North Hempstead will begin live-streaming its town board meetings over the Internet this month, becoming the first town in Nassau County to do so.
Supervisor Judi Bosworth, a former Nassau County legislator who campaigned on the issue last year, said she based her proposal on the county's model.
"I saw it happening at the county, and it was done very successfully," said Bosworth, a Democrat.
"I wanted to implement it quickly to follow up on something I had committed to while I was running."
The board voted unanimously last week to begin live-streaming its meetings on the town's website, starting with the Feb. 25 meeting.
The town has been streaming the meetings for employees for the past two years, with the broadcast only accessible on the town's internal network, North Hempstead spokesman Ryan Mulholland said.
While the stream will be live and public, the videos won't be archived or shown on the town's cable television channel. Bosworth said she would consider creating an archive in the future.

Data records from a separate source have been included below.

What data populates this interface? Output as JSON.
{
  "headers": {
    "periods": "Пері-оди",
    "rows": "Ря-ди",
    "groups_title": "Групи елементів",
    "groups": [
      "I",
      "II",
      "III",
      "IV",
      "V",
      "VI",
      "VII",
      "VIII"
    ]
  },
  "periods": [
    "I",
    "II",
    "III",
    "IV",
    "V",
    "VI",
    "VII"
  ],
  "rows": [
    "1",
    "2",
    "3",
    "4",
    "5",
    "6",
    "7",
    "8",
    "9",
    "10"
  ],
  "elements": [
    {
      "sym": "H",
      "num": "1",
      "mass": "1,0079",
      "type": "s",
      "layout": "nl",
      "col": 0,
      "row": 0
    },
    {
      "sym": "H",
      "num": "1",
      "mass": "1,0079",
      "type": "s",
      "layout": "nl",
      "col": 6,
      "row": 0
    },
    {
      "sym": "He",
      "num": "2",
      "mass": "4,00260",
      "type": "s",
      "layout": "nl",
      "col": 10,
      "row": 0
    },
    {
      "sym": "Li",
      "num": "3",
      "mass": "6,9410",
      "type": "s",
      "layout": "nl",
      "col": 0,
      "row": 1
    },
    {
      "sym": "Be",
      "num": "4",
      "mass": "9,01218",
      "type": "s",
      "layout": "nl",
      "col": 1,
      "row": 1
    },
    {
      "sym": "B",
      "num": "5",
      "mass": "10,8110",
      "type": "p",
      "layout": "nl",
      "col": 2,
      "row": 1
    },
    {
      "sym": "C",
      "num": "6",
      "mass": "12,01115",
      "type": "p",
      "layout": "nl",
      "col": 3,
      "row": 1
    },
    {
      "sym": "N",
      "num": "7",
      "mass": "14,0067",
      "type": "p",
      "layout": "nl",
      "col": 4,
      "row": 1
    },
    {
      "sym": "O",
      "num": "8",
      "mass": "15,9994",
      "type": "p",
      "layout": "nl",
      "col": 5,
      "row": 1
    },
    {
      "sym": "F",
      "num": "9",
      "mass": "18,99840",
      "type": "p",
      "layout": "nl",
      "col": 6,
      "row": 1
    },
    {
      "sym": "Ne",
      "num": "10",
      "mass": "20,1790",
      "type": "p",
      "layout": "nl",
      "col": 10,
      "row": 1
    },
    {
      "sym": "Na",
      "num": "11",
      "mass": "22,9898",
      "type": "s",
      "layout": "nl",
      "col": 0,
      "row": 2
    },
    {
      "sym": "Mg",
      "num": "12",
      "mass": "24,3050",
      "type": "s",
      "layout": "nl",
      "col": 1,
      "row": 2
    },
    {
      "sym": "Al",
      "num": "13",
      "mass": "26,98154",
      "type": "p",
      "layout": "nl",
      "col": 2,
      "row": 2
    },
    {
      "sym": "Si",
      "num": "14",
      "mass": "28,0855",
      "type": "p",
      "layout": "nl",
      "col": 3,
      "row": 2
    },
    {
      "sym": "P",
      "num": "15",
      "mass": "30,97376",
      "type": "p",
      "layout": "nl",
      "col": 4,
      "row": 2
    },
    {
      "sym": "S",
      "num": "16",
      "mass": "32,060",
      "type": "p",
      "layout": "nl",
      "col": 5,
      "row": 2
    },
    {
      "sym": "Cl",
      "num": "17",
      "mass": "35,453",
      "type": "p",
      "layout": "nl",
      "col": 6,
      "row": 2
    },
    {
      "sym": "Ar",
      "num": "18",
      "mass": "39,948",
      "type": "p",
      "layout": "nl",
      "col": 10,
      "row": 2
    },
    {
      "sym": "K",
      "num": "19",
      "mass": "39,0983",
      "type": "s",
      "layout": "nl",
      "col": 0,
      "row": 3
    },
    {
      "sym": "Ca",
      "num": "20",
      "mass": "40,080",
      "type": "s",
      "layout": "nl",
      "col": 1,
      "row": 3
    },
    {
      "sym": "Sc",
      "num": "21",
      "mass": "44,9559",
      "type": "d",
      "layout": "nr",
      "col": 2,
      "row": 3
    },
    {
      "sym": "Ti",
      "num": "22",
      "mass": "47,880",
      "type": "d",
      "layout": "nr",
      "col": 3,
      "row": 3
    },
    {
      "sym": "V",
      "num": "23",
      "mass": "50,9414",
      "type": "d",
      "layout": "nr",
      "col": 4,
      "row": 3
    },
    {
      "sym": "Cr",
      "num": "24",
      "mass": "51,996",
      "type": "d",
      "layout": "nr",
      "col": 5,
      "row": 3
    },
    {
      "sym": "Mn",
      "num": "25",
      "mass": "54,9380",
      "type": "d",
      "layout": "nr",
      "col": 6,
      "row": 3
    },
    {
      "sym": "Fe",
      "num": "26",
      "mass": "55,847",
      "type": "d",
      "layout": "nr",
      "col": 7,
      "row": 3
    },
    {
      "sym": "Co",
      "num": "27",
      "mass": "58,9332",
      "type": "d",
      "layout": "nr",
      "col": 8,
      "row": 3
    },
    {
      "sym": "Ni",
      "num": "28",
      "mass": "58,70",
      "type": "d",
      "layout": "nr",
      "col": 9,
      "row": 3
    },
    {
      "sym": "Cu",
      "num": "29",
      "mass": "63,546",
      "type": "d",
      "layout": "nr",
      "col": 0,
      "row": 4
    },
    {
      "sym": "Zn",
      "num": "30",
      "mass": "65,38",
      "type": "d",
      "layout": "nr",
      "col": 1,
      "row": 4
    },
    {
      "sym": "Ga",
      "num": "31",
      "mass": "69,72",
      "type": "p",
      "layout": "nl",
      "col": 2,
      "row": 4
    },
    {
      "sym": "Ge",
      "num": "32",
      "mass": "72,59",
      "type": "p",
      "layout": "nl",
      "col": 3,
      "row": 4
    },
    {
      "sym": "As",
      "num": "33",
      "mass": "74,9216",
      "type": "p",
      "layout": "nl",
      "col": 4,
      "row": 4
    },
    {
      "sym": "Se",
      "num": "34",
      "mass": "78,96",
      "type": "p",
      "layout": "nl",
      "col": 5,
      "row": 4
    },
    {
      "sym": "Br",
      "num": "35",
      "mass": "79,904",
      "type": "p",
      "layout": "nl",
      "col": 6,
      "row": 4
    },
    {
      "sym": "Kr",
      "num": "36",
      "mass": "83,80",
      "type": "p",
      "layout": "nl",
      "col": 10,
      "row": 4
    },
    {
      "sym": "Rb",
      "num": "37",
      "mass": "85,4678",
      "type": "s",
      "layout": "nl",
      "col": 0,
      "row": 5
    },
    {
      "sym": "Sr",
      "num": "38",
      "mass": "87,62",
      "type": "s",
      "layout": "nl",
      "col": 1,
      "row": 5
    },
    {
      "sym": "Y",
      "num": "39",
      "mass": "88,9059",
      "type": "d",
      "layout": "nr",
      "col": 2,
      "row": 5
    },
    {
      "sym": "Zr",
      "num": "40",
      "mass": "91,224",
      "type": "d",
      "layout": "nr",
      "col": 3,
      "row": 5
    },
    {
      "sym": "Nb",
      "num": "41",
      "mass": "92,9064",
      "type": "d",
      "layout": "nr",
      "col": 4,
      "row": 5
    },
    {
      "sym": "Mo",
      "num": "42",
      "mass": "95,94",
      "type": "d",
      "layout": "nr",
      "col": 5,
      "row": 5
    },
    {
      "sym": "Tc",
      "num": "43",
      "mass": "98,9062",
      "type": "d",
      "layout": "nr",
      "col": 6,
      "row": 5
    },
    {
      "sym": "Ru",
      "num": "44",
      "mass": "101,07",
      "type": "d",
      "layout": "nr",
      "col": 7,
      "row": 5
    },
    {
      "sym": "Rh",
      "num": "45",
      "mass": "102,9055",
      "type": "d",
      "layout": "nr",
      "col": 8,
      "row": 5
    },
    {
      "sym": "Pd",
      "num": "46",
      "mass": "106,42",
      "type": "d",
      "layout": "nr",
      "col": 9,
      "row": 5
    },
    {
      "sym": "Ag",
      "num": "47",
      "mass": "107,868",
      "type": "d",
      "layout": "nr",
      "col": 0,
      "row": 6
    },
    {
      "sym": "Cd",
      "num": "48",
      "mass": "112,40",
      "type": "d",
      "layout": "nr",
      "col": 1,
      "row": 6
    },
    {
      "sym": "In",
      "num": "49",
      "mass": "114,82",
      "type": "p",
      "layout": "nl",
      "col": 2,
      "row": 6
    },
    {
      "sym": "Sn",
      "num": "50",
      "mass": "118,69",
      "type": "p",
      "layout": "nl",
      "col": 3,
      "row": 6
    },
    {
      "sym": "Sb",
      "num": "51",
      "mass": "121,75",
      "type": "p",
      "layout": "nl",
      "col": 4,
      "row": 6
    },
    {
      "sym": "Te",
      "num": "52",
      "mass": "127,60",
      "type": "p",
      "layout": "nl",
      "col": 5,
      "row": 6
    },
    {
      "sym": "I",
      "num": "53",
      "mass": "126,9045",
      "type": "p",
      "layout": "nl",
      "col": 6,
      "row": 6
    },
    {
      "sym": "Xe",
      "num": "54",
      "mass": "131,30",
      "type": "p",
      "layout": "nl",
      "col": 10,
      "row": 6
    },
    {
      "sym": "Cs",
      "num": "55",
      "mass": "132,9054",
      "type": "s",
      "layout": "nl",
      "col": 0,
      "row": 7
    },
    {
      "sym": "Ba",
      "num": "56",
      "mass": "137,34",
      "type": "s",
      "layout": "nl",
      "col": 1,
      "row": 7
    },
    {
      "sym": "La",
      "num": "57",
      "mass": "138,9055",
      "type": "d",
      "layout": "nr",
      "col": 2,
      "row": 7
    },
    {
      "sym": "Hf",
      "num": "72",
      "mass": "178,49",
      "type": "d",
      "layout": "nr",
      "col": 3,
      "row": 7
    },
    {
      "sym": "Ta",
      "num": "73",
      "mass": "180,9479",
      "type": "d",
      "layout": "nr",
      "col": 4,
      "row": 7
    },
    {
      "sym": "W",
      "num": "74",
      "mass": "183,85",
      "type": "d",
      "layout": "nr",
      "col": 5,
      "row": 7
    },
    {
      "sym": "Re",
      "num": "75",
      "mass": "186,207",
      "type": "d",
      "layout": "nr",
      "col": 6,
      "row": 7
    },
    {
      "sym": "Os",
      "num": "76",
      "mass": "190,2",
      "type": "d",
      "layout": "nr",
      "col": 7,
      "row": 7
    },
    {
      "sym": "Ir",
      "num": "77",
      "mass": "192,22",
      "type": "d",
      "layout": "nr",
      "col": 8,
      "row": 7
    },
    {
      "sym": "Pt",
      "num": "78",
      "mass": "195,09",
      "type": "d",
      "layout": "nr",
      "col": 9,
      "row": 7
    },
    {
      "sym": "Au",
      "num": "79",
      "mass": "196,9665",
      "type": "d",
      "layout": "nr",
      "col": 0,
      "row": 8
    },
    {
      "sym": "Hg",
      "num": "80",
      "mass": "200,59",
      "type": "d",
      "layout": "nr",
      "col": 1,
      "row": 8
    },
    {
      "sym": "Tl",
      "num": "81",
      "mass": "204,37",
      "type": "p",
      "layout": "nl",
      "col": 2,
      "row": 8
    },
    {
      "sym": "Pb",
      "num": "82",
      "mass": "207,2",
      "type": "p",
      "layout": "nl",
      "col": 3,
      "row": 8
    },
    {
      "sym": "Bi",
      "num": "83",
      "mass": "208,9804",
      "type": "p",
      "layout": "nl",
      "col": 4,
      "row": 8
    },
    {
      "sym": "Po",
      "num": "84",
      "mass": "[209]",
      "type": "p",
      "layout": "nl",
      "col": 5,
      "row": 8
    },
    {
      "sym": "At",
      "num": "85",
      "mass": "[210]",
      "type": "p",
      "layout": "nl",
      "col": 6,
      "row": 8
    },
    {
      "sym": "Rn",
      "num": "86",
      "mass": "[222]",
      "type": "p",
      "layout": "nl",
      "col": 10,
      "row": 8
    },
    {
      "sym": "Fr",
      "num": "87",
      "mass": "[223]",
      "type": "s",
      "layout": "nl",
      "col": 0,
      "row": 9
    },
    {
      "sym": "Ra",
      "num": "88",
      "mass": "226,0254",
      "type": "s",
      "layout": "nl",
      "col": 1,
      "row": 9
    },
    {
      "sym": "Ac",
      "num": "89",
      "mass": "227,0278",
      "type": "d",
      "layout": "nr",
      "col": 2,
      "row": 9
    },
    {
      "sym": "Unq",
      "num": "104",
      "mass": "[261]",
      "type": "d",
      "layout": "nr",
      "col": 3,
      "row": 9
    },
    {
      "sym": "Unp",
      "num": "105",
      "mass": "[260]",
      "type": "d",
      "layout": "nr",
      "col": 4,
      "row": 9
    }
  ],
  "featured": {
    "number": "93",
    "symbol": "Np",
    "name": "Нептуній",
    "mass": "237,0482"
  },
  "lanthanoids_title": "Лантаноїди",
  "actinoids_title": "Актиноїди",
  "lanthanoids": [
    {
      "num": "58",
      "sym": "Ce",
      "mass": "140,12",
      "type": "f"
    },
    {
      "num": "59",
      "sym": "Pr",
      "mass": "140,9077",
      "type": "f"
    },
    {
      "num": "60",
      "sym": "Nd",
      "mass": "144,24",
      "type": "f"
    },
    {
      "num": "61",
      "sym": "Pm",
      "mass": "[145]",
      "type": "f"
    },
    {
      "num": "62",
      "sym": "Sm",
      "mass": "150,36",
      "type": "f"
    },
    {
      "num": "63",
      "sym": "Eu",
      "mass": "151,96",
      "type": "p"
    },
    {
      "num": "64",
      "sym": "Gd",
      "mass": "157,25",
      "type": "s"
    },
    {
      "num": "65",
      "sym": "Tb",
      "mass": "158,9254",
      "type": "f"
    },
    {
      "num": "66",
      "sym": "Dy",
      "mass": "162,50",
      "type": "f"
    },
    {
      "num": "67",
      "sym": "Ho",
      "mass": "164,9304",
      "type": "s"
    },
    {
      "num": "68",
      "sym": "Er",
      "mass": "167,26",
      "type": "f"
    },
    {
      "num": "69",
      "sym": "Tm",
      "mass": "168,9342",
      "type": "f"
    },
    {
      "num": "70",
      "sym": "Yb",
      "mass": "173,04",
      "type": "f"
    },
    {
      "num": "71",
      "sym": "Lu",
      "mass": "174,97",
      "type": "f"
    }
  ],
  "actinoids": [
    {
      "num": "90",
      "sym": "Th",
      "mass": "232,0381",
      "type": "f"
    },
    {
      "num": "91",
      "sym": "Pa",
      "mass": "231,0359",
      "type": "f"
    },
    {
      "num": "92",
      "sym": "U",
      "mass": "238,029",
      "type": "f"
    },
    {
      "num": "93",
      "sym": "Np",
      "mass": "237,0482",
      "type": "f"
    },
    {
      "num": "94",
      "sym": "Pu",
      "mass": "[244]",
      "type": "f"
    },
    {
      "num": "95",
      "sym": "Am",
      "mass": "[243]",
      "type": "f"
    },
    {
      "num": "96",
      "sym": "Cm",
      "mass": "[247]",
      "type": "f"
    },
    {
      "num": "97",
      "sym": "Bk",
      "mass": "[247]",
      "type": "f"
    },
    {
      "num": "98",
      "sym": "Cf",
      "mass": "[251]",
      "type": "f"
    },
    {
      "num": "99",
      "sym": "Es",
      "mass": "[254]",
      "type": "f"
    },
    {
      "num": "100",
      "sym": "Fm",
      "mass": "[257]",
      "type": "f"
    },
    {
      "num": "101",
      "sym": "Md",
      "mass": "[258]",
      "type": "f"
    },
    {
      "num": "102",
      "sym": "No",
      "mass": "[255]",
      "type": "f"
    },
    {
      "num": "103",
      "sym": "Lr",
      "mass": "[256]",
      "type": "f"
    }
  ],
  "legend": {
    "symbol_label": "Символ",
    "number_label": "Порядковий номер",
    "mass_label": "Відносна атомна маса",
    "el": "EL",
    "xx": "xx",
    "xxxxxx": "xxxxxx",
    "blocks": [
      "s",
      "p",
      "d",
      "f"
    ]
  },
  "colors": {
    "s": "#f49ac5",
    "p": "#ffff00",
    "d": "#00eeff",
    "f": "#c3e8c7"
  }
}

Republican Councilwoman Dina De Giorgio made broadcasting government meetings a key point in her unsuccessful run for supervisor last year, as well as in her 2011 run for council.
She brought up the idea in February 2012 as one of her first acts as a councilwoman, but it was voted down 4-2 along party lines, with Democrats, including then-Supervisor Jon Kaiman, defeating the measure.
Democrats have since dropped their opposition, with Bosworth promoting the move as a way to make government "open and transparent." De Giorgio said she was gratified that the measure finally passed.
"I think it's very important for the public to participate in government," she said. "You can't always make it to town hall at 7:30 at night for the meeting."
All Suffolk County towns except Babylon webcast or broadcast their meetings, as does Long Beach and several villages across the Island.
Lynbrook Village Clerk John Giordano said airing village meetings on television has buoyed public participation.
"We've found it very valuable," he said.
Giordano said a resident once appeared at a late-night village board meeting in plaid pajamas and slippers -- he was so incensed over something he heard over the live broadcast that he hopped in the car without changing clothes.
Blair Horner, legislative director for the New York Public Interest Research Group, said the move to webcast the meetings made "perfect sense."
"The taxpayers are paying for it [the meeting], so they should at least be able to see what's going on," he said.
It also helps to increase accountability, Horner said.
"Public officials behave differently in the open than behind closed doors," he said. "This opens the electronic door."
North Hempstead meeting live-stream plan
-- Starts with the town board meeting on Feb. 25
-- Will be available during town board meetings on the town's website, northhempstead.com
-- Will not be archived for future viewing
CORRECTION: An earlier version of this story said that Glen Cove live-streams its meetings. It does not.